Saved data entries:

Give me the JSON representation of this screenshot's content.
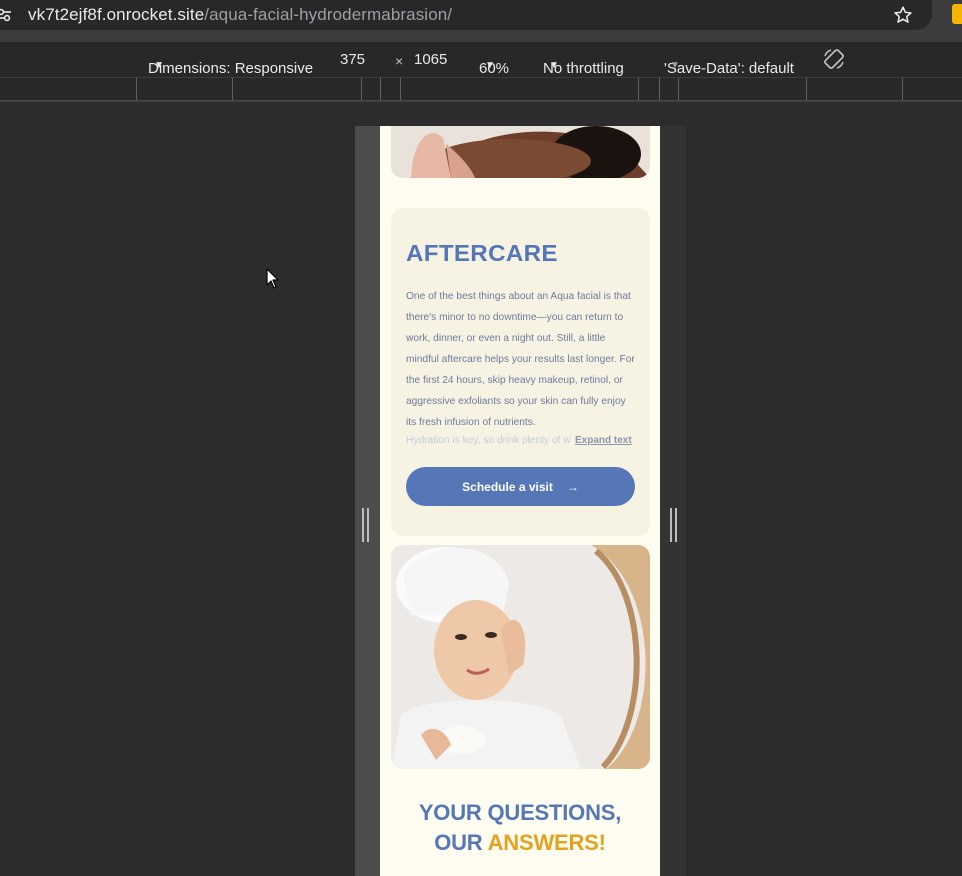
{
  "browser": {
    "url_host": "vk7t2ejf8f.onrocket.site",
    "url_path": "/aqua-facial-hydrodermabrasion/",
    "bookmark_icon": "star-icon",
    "site_info_icon": "tune-icon"
  },
  "devtools": {
    "dimensions_label": "Dimensions: Responsive",
    "width": "375",
    "times": "×",
    "height": "1065",
    "zoom": "60%",
    "throttling": "No throttling",
    "save_data": "'Save-Data': default",
    "rotate_icon": "rotate-icon"
  },
  "page": {
    "aftercare": {
      "title": "AFTERCARE",
      "body": "One of the best things about an Aqua facial is that there's minor to no downtime—you can return to work, dinner, or even a night out. Still, a little mindful aftercare helps your results last longer. For the first 24 hours, skip heavy makeup, retinol, or aggressive exfoliants so your skin can fully enjoy its fresh infusion of nutrients.",
      "faded_line": "Hydration is key, so drink plenty of w",
      "expand_label": "Expand text",
      "button_label": "Schedule a visit",
      "button_arrow": "→"
    },
    "faq": {
      "line1": "YOUR QUESTIONS,",
      "line2_a": "OUR ",
      "line2_b": "ANSWERS!"
    }
  },
  "colors": {
    "brand_blue": "#5576b7",
    "accent_orange": "#e5a220",
    "page_bg": "#fffdf0",
    "card_bg": "#f7f3e3"
  }
}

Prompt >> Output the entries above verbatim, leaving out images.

Exercise output >>
Give me the JSON representation of this screenshot's content.
{
  "browser": {
    "url_host": "vk7t2ejf8f.onrocket.site",
    "url_path": "/aqua-facial-hydrodermabrasion/",
    "bookmark_icon": "star-icon",
    "site_info_icon": "tune-icon"
  },
  "devtools": {
    "dimensions_label": "Dimensions: Responsive",
    "width": "375",
    "times": "×",
    "height": "1065",
    "zoom": "60%",
    "throttling": "No throttling",
    "save_data": "'Save-Data': default",
    "rotate_icon": "rotate-icon"
  },
  "page": {
    "aftercare": {
      "title": "AFTERCARE",
      "body": "One of the best things about an Aqua facial is that there's minor to no downtime—you can return to work, dinner, or even a night out. Still, a little mindful aftercare helps your results last longer. For the first 24 hours, skip heavy makeup, retinol, or aggressive exfoliants so your skin can fully enjoy its fresh infusion of nutrients.",
      "faded_line": "Hydration is key, so drink plenty of w",
      "expand_label": "Expand text",
      "button_label": "Schedule a visit",
      "button_arrow": "→"
    },
    "faq": {
      "line1": "YOUR QUESTIONS,",
      "line2_a": "OUR ",
      "line2_b": "ANSWERS!"
    }
  },
  "colors": {
    "brand_blue": "#5576b7",
    "accent_orange": "#e5a220",
    "page_bg": "#fffdf0",
    "card_bg": "#f7f3e3"
  }
}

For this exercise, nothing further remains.